- [THE TASK]
If a line in the records below contains the word "Information", copy it.

*** Opening TASK INPUTS ***

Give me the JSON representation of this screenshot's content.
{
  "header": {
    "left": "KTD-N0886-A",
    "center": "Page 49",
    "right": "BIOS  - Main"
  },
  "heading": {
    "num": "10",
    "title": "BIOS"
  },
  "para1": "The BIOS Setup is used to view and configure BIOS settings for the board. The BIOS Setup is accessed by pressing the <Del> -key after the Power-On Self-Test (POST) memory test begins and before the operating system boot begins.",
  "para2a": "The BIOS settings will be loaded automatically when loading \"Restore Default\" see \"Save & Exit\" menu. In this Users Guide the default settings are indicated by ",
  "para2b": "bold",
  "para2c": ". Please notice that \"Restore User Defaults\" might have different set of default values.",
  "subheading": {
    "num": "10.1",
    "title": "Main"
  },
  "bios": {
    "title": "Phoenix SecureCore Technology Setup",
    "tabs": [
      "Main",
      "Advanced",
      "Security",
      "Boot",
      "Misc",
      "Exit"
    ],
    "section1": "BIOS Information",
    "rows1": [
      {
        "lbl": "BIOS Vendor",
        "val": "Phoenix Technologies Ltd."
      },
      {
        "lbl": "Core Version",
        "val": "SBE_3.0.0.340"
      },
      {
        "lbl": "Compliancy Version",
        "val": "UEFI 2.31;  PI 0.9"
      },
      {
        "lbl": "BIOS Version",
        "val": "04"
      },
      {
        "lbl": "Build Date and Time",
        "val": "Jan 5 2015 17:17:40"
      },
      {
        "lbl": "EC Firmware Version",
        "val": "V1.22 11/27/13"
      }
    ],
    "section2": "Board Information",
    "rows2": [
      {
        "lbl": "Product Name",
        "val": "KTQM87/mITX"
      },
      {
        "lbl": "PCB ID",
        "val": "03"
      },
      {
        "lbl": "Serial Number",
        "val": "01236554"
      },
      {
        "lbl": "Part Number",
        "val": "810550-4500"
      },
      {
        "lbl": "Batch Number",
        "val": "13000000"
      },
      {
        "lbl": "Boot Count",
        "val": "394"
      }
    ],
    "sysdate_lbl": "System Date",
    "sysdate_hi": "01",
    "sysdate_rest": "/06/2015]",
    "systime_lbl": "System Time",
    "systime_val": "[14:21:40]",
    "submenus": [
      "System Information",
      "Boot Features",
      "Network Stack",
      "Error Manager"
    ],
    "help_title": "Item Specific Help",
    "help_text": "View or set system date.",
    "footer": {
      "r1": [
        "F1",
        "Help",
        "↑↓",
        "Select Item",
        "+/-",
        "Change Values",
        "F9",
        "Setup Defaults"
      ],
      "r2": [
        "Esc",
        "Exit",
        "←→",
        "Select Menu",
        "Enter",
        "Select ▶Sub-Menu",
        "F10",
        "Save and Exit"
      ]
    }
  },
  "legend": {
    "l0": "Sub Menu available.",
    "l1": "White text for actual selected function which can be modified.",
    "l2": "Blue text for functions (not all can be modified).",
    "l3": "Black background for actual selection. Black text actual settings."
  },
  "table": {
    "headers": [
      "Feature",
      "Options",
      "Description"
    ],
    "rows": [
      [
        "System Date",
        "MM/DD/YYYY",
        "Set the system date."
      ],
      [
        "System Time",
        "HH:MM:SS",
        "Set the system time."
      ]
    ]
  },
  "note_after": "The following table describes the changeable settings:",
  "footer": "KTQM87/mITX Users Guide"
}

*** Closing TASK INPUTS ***

- [ANSWER]
    "section1": "BIOS Information",
    "section2": "Board Information",
      "System Information",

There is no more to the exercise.